Billie Holiday’s wildly honest autobiography chronicles the iconic jazz singer’s difficult Baltimore upbringing in which she ran errands at a whorehouse all the way through her thriving music career — touching on the devastating racism Holiday experienced and the heroin addiction that ended her life too soon.

Lady Sings the Blues is available in hardcover, paperback and Kindle.


Part autobiography, part narrative documentary, Alicia Keys gets candid in More Myself: A Journey. shares her path from her childhood in Hell’s Kitchen and Harlem to stardom, pulling the curtain back on her “complex relationship with her father, the people-pleasing nature that characterized her early career, the loss of privacy surrounding her romantic relationships, and the oppressive expectations of female perfection.”


The country icon takes fans through 175 of her songs in the 2020 memoir Dolly Parton, Songteller: My Life in Lyrics.

Parton’s 1994 memoir, Dolly: My Life and Other Unfinished Business, delves deep into her life since leaving home at age 18 to pursue a music career, touching on ” her personal philosophies, her marriage, her friendships, and achievements.”


Named after her lyric in “Modern Girl,” the Sleater-Kinney guitarist shares her experience leaving a difficult family situation and propelling into a world where music heals, invents and creates a sense of community in Hunger Makes Me a Modern Girl by Carrie Brownstein.
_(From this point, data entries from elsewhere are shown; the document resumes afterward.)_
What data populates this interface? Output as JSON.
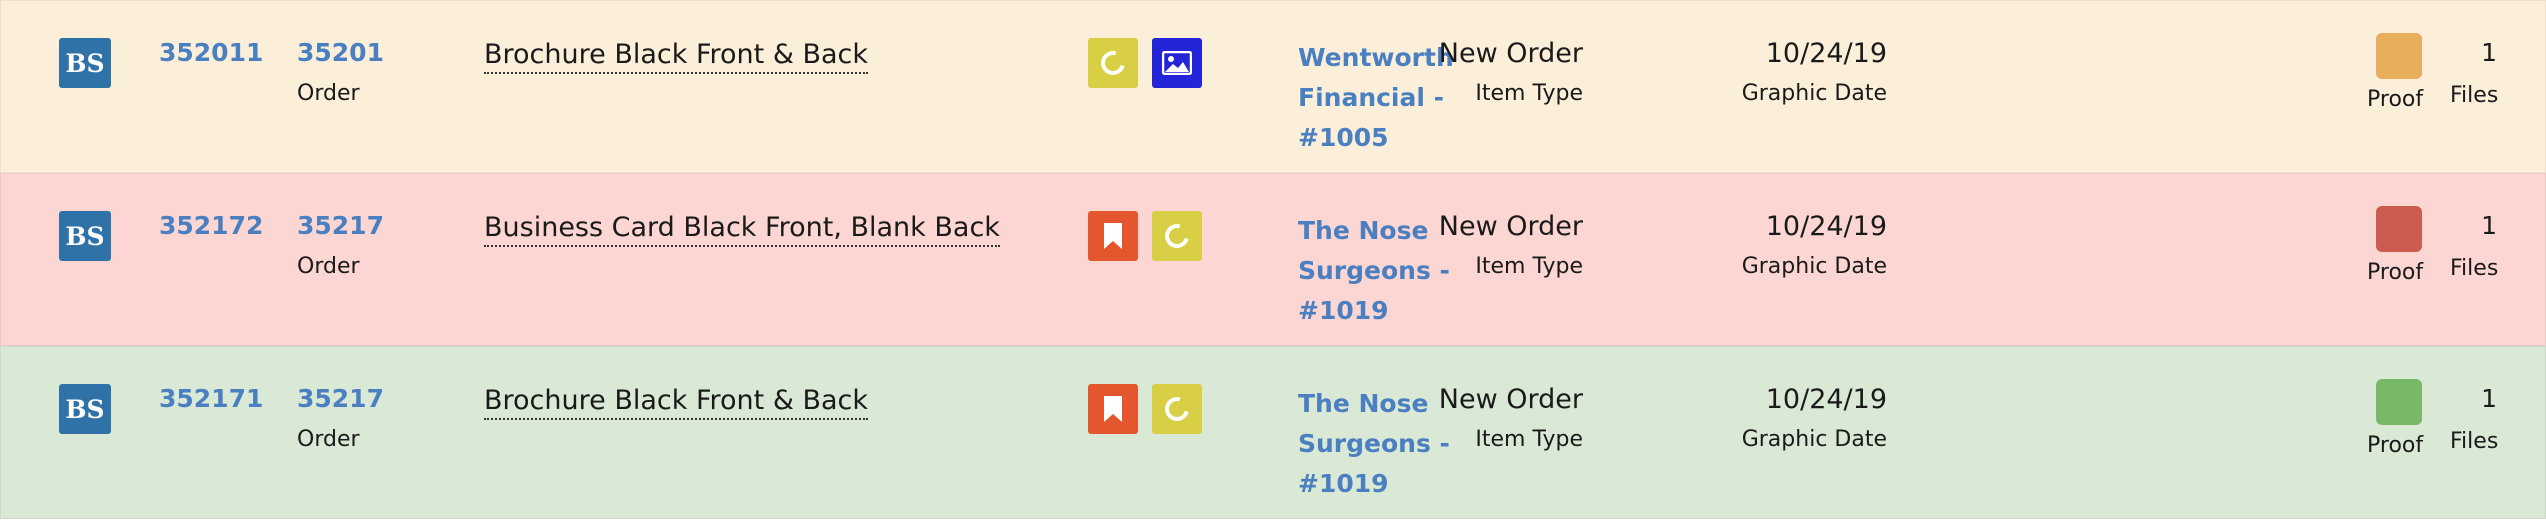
{
  "rows": [
    {
      "bg": "#fcefd9",
      "badge": "BS",
      "job_id": "352011",
      "order_id": "35201",
      "order_label": "Order",
      "description": "Brochure Black Front & Back",
      "icons": [
        {
          "name": "sync-icon",
          "color": "#d9cf45"
        },
        {
          "name": "image-icon",
          "color": "#2424d8"
        }
      ],
      "customer": "Wentworth Financial - #1005",
      "status": "New Order",
      "status_label": "Item Type",
      "date": "10/24/19",
      "date_label": "Graphic Date",
      "proof_color": "#e8ae5c",
      "proof_label": "Proof",
      "files_count": "1",
      "files_label": "Files"
    },
    {
      "bg": "#fbd6d2",
      "badge": "BS",
      "job_id": "352172",
      "order_id": "35217",
      "order_label": "Order",
      "description": "Business Card Black Front, Blank Back",
      "icons": [
        {
          "name": "bookmark-icon",
          "color": "#e4572e"
        },
        {
          "name": "sync-icon",
          "color": "#d9cf45"
        }
      ],
      "customer": "The Nose Surgeons - #1019",
      "status": "New Order",
      "status_label": "Item Type",
      "date": "10/24/19",
      "date_label": "Graphic Date",
      "proof_color": "#cd5c50",
      "proof_label": "Proof",
      "files_count": "1",
      "files_label": "Files"
    },
    {
      "bg": "#dae8d6",
      "badge": "BS",
      "job_id": "352171",
      "order_id": "35217",
      "order_label": "Order",
      "description": "Brochure Black Front & Back",
      "icons": [
        {
          "name": "bookmark-icon",
          "color": "#e4572e"
        },
        {
          "name": "sync-icon",
          "color": "#d9cf45"
        }
      ],
      "customer": "The Nose Surgeons - #1019",
      "status": "New Order",
      "status_label": "Item Type",
      "date": "10/24/19",
      "date_label": "Graphic Date",
      "proof_color": "#78b866",
      "proof_label": "Proof",
      "files_count": "1",
      "files_label": "Files"
    }
  ]
}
The funny, candid look on Brownstein’s life also chronicles the flourishing excitement of the era’s era’s independent music subculture.


In Happiness Becomes You: A Guide to Changing Your Life for Good by Tina Turner, the living legend sheds light on her path to peace in her memoir, in which she details how her Buddhist practices helped her out of the darkest times of her life.
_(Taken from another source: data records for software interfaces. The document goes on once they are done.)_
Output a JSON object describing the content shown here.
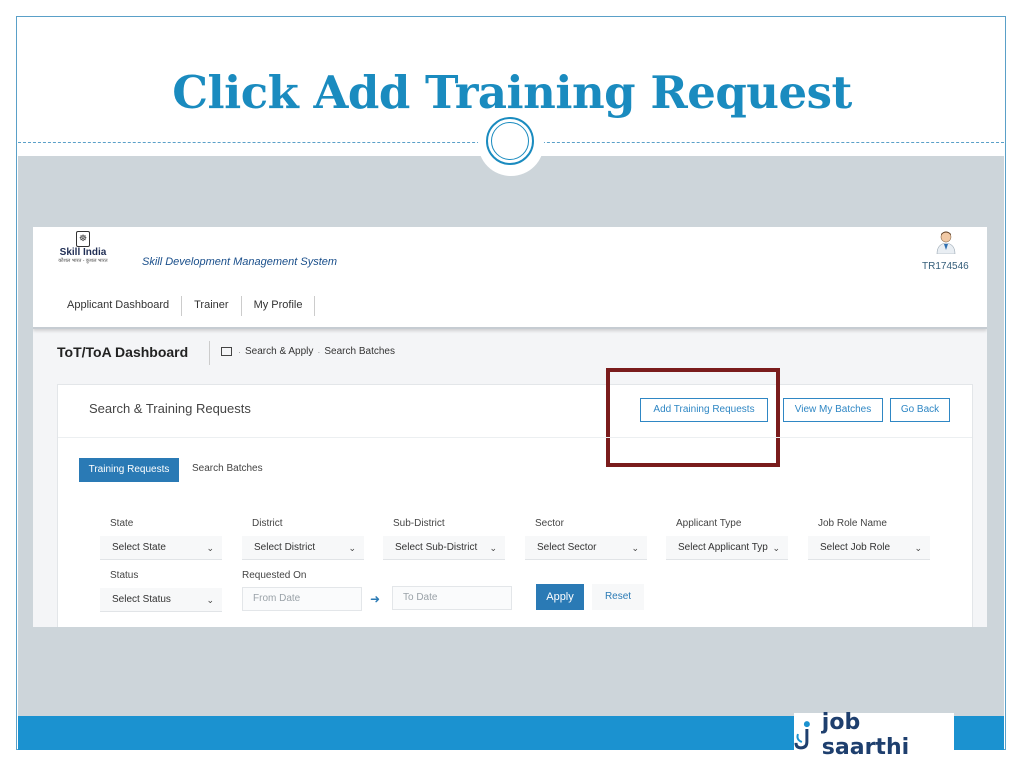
{
  "slide": {
    "title": "Click Add Training Request",
    "logo_text": "job saarthi",
    "accent": "#1a8bbf",
    "bar_color": "#1b92d0",
    "highlight_color": "#7a1c1c"
  },
  "app": {
    "brand_name": "Skill India",
    "brand_tagline": "कौशल भारत - कुशल भारत",
    "system_name": "Skill Development Management System",
    "user_id": "TR174546",
    "nav": [
      "Applicant Dashboard",
      "Trainer",
      "My Profile"
    ],
    "dashboard_title": "ToT/ToA Dashboard",
    "breadcrumb": [
      "Search & Apply",
      "Search Batches"
    ]
  },
  "card": {
    "title": "Search & Training Requests",
    "buttons": {
      "add": "Add Training Requests",
      "view": "View My Batches",
      "back": "Go Back"
    },
    "tabs": {
      "active": "Training Requests",
      "inactive": "Search Batches"
    }
  },
  "filters": {
    "state": {
      "label": "State",
      "value": "Select State"
    },
    "district": {
      "label": "District",
      "value": "Select District"
    },
    "sub_district": {
      "label": "Sub-District",
      "value": "Select Sub-District"
    },
    "sector": {
      "label": "Sector",
      "value": "Select Sector"
    },
    "applicant_type": {
      "label": "Applicant Type",
      "value": "Select Applicant Typ"
    },
    "job_role": {
      "label": "Job Role Name",
      "value": "Select Job Role"
    },
    "status": {
      "label": "Status",
      "value": "Select Status"
    },
    "requested_on": {
      "label": "Requested On",
      "from_placeholder": "From Date",
      "to_placeholder": "To Date"
    },
    "apply_label": "Apply",
    "reset_label": "Reset"
  }
}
Released in 2013, this deeply personal memoir touches on Carole King’s extraordinary life that inspired Broadway’s Beautiful, chronicling “her journey as a performer, mother, wife and present-day activist.”


Nina Simone shares her powerful, triumphant and tempestuous life in her memoir, I Put a Spell on You. Moving through the highest highs of her career success and the lowest lows of failed marriages, arrest and the threat of imprisonment, mental breakdown, poverty and attempted suicide.
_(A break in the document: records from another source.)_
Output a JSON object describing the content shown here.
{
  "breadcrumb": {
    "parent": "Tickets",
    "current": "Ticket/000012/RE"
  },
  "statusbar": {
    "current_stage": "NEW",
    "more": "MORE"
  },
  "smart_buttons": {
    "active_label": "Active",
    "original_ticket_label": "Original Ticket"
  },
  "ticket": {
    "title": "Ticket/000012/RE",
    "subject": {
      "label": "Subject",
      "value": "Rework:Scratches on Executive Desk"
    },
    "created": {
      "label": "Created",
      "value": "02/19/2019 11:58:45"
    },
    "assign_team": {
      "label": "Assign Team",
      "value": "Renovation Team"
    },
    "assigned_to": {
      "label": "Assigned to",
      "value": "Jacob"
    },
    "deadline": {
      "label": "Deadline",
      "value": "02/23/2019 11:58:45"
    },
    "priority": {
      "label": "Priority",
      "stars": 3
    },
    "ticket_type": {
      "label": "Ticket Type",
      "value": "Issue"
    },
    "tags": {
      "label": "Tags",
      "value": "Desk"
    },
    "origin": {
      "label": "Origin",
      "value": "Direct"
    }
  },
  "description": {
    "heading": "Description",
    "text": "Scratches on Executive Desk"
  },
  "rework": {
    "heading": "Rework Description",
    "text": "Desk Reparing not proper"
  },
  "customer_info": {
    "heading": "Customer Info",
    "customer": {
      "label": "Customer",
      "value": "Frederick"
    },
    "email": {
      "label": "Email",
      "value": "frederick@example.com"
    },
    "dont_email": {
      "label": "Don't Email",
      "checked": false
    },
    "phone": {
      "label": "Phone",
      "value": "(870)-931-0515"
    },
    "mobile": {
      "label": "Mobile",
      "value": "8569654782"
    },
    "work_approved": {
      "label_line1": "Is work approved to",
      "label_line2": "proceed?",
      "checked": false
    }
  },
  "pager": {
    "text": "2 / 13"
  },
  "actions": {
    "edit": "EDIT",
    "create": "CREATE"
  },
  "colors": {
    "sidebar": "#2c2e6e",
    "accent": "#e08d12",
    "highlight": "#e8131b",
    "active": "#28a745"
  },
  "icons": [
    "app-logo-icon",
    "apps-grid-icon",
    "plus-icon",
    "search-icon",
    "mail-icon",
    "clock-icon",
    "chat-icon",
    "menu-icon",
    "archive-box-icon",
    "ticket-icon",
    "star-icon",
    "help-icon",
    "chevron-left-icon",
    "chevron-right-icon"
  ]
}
Jennifer Lopez unveils a transformative two-year-period as an artist and a mother in her 2015 memoir, True Love. In the book, Lopez opens up about confronting challenges, overcoming fears and ultimately emerging a stronger person.


In her characteristically down-to-earth memoir, My Story, Reba McEntire tells the funny, inspiring tale of her life from “her childhood in Oklahoma working cattle with her ranching family to her days on the rodeo competition circuit, from her early days as a performer in honky-tonks to her many awards and a sold-out appearance at Carnegie Hall.”

McEntire’s new lifestyle book, Not That Fancy: Simple Lessons on Living, Loving, Eating, and Dusting Off Your Boots, will be released in October.


Leave a Comment